[Dataset excerpts]
· · · · · · ·
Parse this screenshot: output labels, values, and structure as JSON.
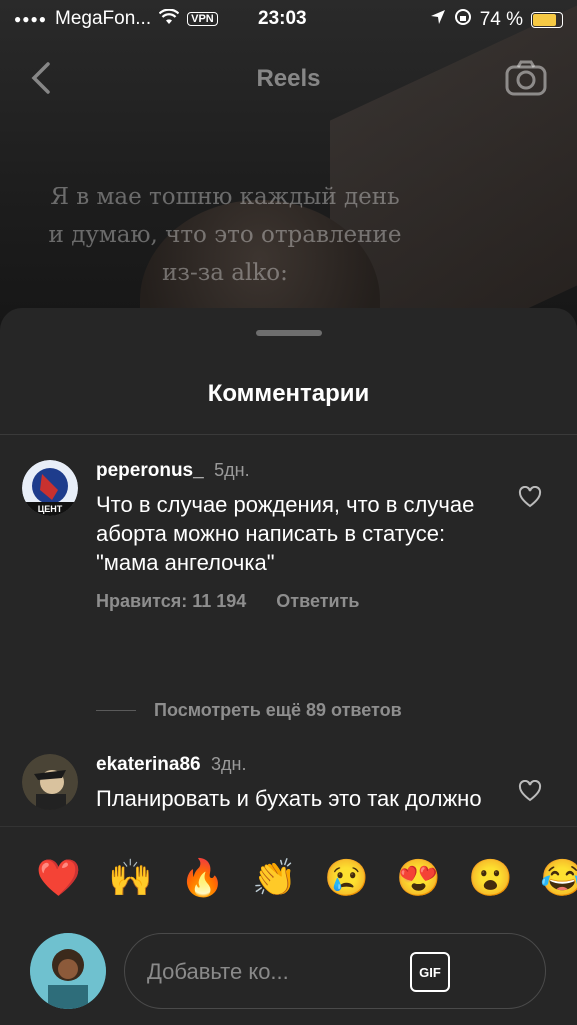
{
  "status_bar": {
    "carrier": "MegaFon...",
    "vpn": "VPN",
    "time": "23:03",
    "battery": "74 %"
  },
  "header": {
    "title": "Reels"
  },
  "background": {
    "caption": "Я в мае тошню каждый день и думаю, что это отравление из-за alko:"
  },
  "sheet": {
    "title": "Комментарии"
  },
  "comments": [
    {
      "username": "peperonus_",
      "time": "5дн.",
      "text": "Что в случае рождения, что в случае аборта можно написать в статусе: \"мама ангелочка\"",
      "likes": "Нравится: 11 194",
      "reply": "Ответить"
    },
    {
      "username": "ekaterina86",
      "time": "3дн.",
      "text": "Планировать и бухать это так должно"
    }
  ],
  "more_replies": "Посмотреть ещё 89 ответов",
  "emoji_bar": [
    "❤️",
    "🙌",
    "🔥",
    "👏",
    "😢",
    "😍",
    "😮",
    "😂"
  ],
  "composer": {
    "placeholder": "Добавьте ко...",
    "gif_label": "GIF"
  }
}
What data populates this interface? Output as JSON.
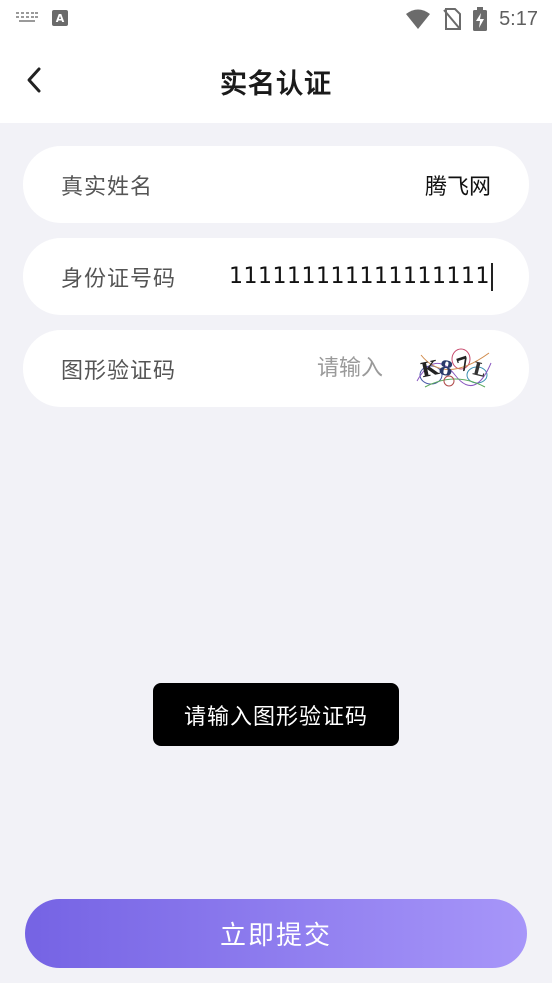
{
  "status_bar": {
    "time": "5:17",
    "icons": [
      "keyboard-icon",
      "a-app-icon",
      "wifi-icon",
      "no-sim-icon",
      "battery-charging-icon"
    ]
  },
  "header": {
    "title": "实名认证",
    "back_icon": "chevron-left-icon"
  },
  "form": {
    "real_name": {
      "label": "真实姓名",
      "value": "腾飞网"
    },
    "id_number": {
      "label": "身份证号码",
      "value": "111111111111111111"
    },
    "captcha": {
      "label": "图形验证码",
      "placeholder": "请输入",
      "image_text": "K87L"
    }
  },
  "toast": {
    "message": "请输入图形验证码"
  },
  "submit": {
    "label": "立即提交"
  },
  "colors": {
    "background": "#f2f2f7",
    "card": "#ffffff",
    "button_gradient_start": "#7563e4",
    "button_gradient_end": "#a796f9",
    "toast": "#000000"
  }
}
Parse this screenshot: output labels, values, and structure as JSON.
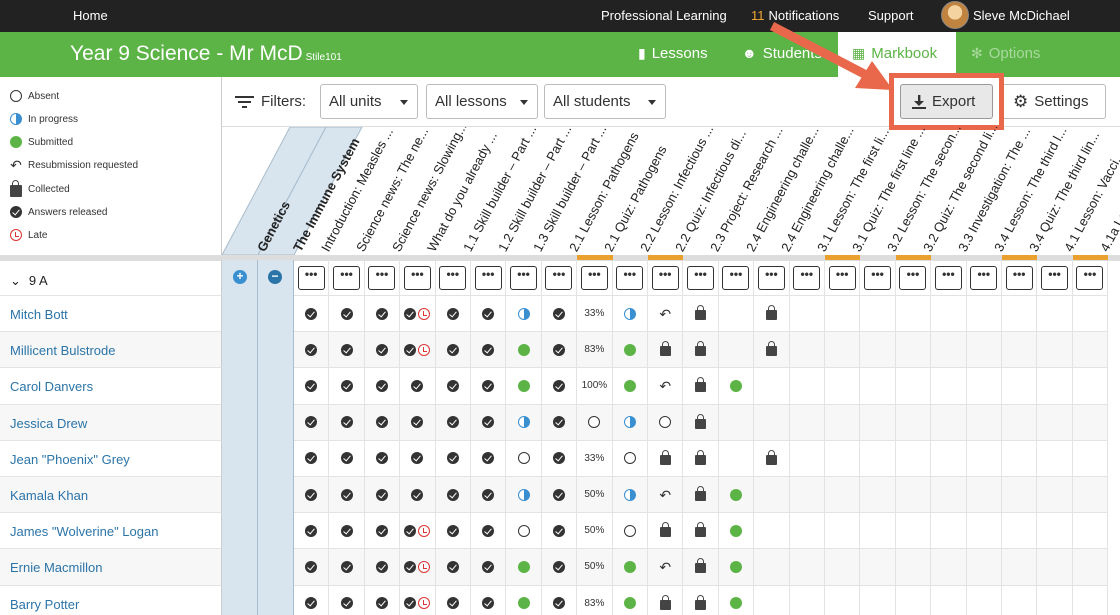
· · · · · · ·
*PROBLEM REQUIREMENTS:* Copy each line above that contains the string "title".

*SOLUTION:*
    "title": "Reels"
    "title": "Комментарии"
    "title": "实名认证",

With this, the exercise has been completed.